It’s also important to be concise and direct. Nobody is going to make sense of a rambling 10-paragraph e-mail, with the true agenda hidden on line 137—especially not an "Eight Days A Week" faculty member (click here for our categorization of problem faculty types by their Beatles song titles). Call out tasks in a bulleted format, and use highlighting or bold type to quickly identify your request. One accredited provider uses a memo format that starts off with a bold line, stating “ACTION REQUESTED” right up front.

Absentee faculty members can remain elusive. After the faculty planning call, document their agreement to all critical deadlines, responsibilities, and deliverables. When a faculty member has agreed to these roles and responsibilities early on, you can remind him or her of this when reaching out to collect appropriate materials.

Deadlines should be set with as much flexibility as you can
afford. However, you can keep the true “drop-dead” date secret—due dates for external players, such as faculty, can always be padded for your own peace of mind.

There are multiple tools and methods for collecting faculty materials. You can use electronic methods to send automatic disclosure-submission reminders, and to be notified when the tasks have been completed—and you don’t have to worry about having to make assumptions when deciphering prescription-style handwriting.

Educational content can get stuck in cyberspace when large, file-sized slide decks cause e-mail failures. You can use Web links, and free Internet file-sharing services to take the guesswork out of sending and receiving large files. You can ensure you will receive the materials you need, when you need them, by using a secure FTP site that is checked daily and shared with the faculty, along with submission-deadline e-mail reminders.
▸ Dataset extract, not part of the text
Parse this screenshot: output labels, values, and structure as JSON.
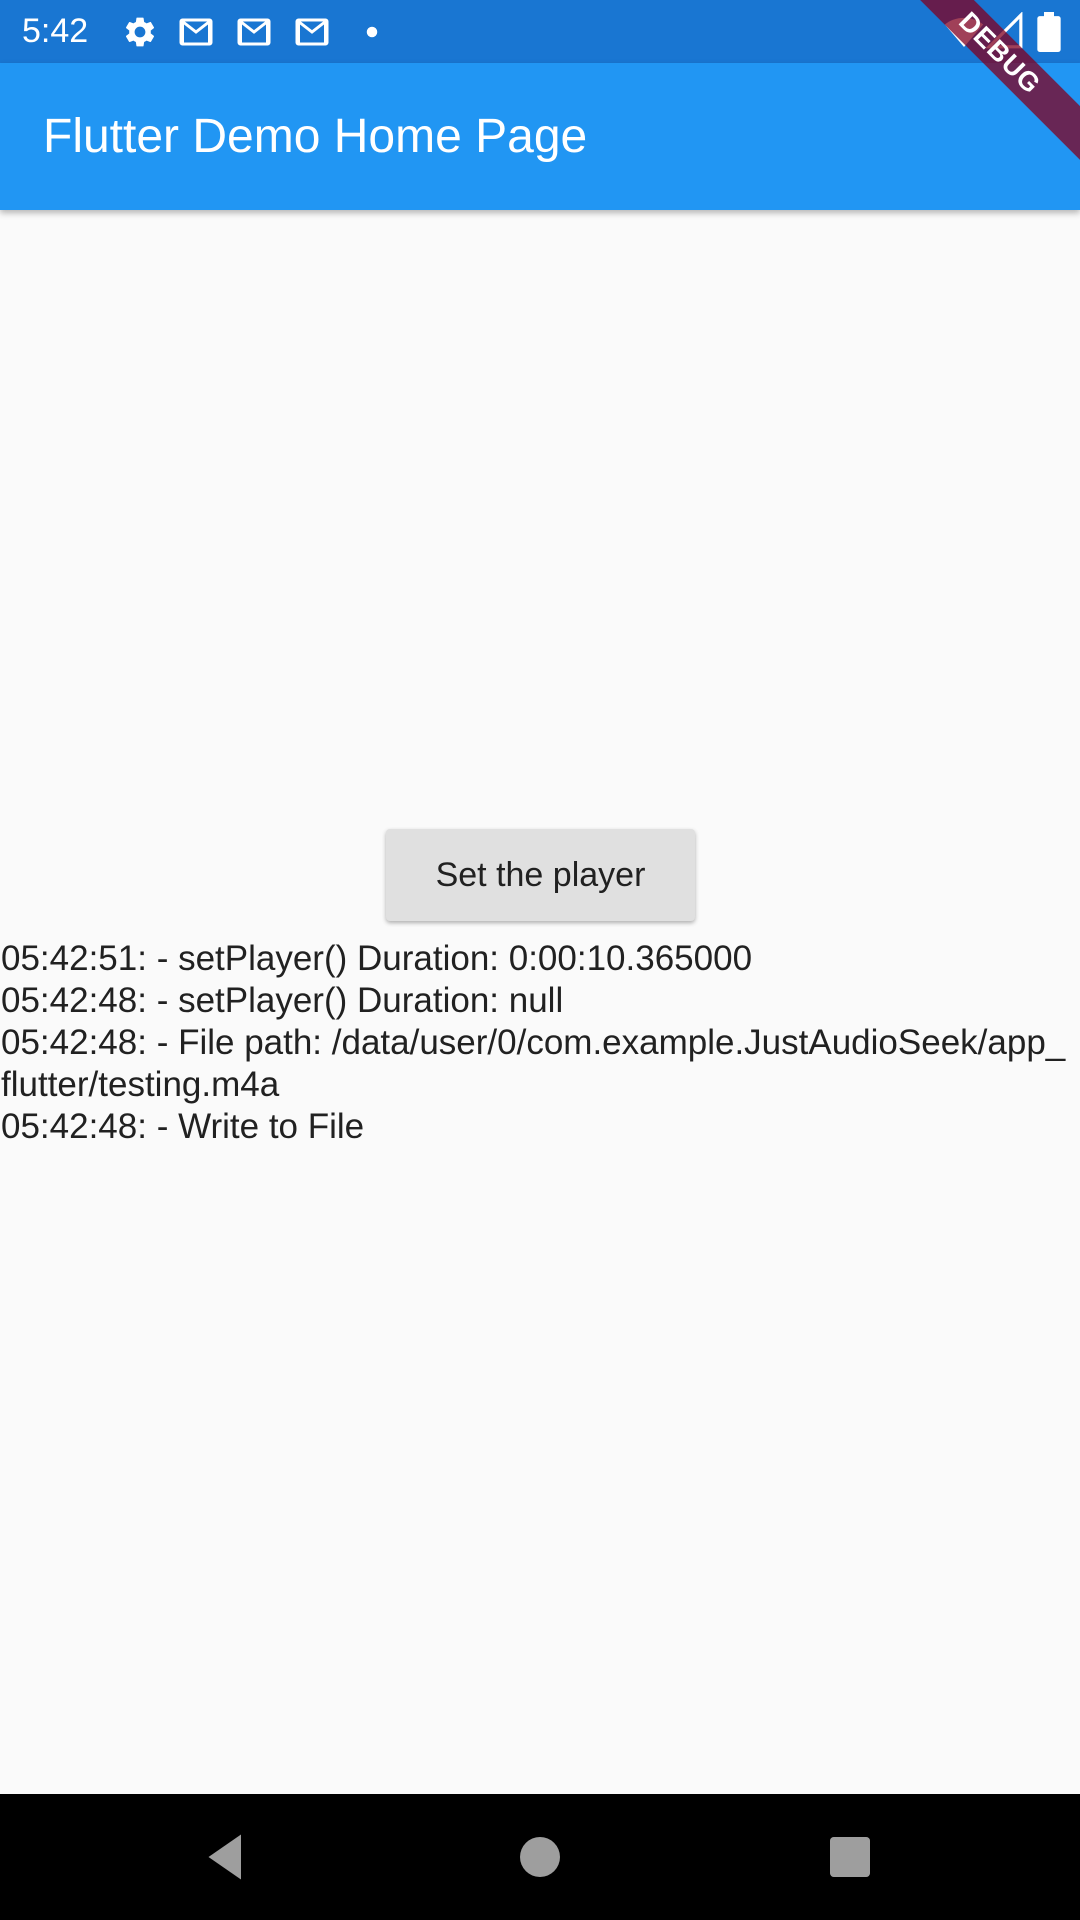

All these steps take extra work and time that surely none of us can afford—why not lean on your resources to help? Your administrative staff are adept at following up with e-mail and call reminders; and your project coordinators can help to manage the timeline of content submission and retrieval of materials. When all else fails, a problem faculty member will often respond to a personal e-mail or call from the “big guns”: your company president, university dean, society committee chairperson, or CME committee leader.

It can also be very useful to ingratiate yourself with your faculty member’s direct assistant. We have had great success reaching faculty immediately following a quick “happy holidays” or “happy birthday” call to a course director’s executive assistant. These critical support staff can perform miracles in short order.